***** Data listing *****

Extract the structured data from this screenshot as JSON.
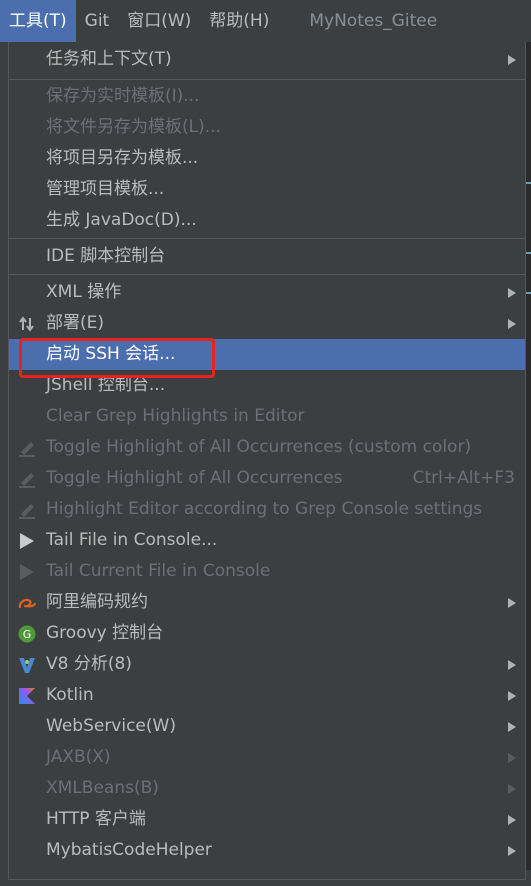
{
  "menubar": {
    "items": [
      "工具(T)",
      "Git",
      "窗口(W)",
      "帮助(H)"
    ],
    "project_title": "MyNotes_Gitee"
  },
  "menu": {
    "items": [
      {
        "label": "任务和上下文(T)"
      },
      {
        "label": "保存为实时模板(I)..."
      },
      {
        "label": "将文件另存为模板(L)..."
      },
      {
        "label": "将项目另存为模板..."
      },
      {
        "label": "管理项目模板..."
      },
      {
        "label": "生成 JavaDoc(D)..."
      },
      {
        "label": "IDE 脚本控制台"
      },
      {
        "label": "XML 操作"
      },
      {
        "label": "部署(E)",
        "icon": "deploy-arrows-icon"
      },
      {
        "label": "启动 SSH 会话..."
      },
      {
        "label": "JShell 控制台..."
      },
      {
        "label": "Clear Grep Highlights in Editor"
      },
      {
        "label": "Toggle Highlight of All Occurrences (custom color)",
        "icon": "highlighter-icon"
      },
      {
        "label": "Toggle Highlight of All Occurrences",
        "shortcut": "Ctrl+Alt+F3",
        "icon": "highlighter-icon"
      },
      {
        "label": "Highlight Editor according to Grep Console settings",
        "icon": "highlighter-icon"
      },
      {
        "label": "Tail File in Console...",
        "icon": "play-icon"
      },
      {
        "label": "Tail Current File in Console",
        "icon": "play-icon"
      },
      {
        "label": "阿里编码规约",
        "icon": "alibaba-logo-icon"
      },
      {
        "label": "Groovy 控制台",
        "icon": "groovy-icon"
      },
      {
        "label": "V8 分析(8)",
        "icon": "v8-icon"
      },
      {
        "label": "Kotlin",
        "icon": "kotlin-icon"
      },
      {
        "label": "WebService(W)"
      },
      {
        "label": "JAXB(X)"
      },
      {
        "label": "XMLBeans(B)"
      },
      {
        "label": "HTTP 客户端"
      },
      {
        "label": "MybatisCodeHelper"
      }
    ]
  },
  "colors": {
    "background": "#3c3f41",
    "selection": "#4b6eaf",
    "text": "#bbbbbb",
    "disabled_text": "#6c7074",
    "annotation_box": "#e8231f"
  }
}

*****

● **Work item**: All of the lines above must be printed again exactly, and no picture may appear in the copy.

● **Output for this task**:
Extract the structured data from this screenshot as JSON.
{
  "menubar": {
    "items": [
      "工具(T)",
      "Git",
      "窗口(W)",
      "帮助(H)"
    ],
    "project_title": "MyNotes_Gitee"
  },
  "menu": {
    "items": [
      {
        "label": "任务和上下文(T)"
      },
      {
        "label": "保存为实时模板(I)..."
      },
      {
        "label": "将文件另存为模板(L)..."
      },
      {
        "label": "将项目另存为模板..."
      },
      {
        "label": "管理项目模板..."
      },
      {
        "label": "生成 JavaDoc(D)..."
      },
      {
        "label": "IDE 脚本控制台"
      },
      {
        "label": "XML 操作"
      },
      {
        "label": "部署(E)",
        "icon": "deploy-arrows-icon"
      },
      {
        "label": "启动 SSH 会话..."
      },
      {
        "label": "JShell 控制台..."
      },
      {
        "label": "Clear Grep Highlights in Editor"
      },
      {
        "label": "Toggle Highlight of All Occurrences (custom color)",
        "icon": "highlighter-icon"
      },
      {
        "label": "Toggle Highlight of All Occurrences",
        "shortcut": "Ctrl+Alt+F3",
        "icon": "highlighter-icon"
      },
      {
        "label": "Highlight Editor according to Grep Console settings",
        "icon": "highlighter-icon"
      },
      {
        "label": "Tail File in Console...",
        "icon": "play-icon"
      },
      {
        "label": "Tail Current File in Console",
        "icon": "play-icon"
      },
      {
        "label": "阿里编码规约",
        "icon": "alibaba-logo-icon"
      },
      {
        "label": "Groovy 控制台",
        "icon": "groovy-icon"
      },
      {
        "label": "V8 分析(8)",
        "icon": "v8-icon"
      },
      {
        "label": "Kotlin",
        "icon": "kotlin-icon"
      },
      {
        "label": "WebService(W)"
      },
      {
        "label": "JAXB(X)"
      },
      {
        "label": "XMLBeans(B)"
      },
      {
        "label": "HTTP 客户端"
      },
      {
        "label": "MybatisCodeHelper"
      }
    ]
  },
  "colors": {
    "background": "#3c3f41",
    "selection": "#4b6eaf",
    "text": "#bbbbbb",
    "disabled_text": "#6c7074",
    "annotation_box": "#e8231f"
  }
}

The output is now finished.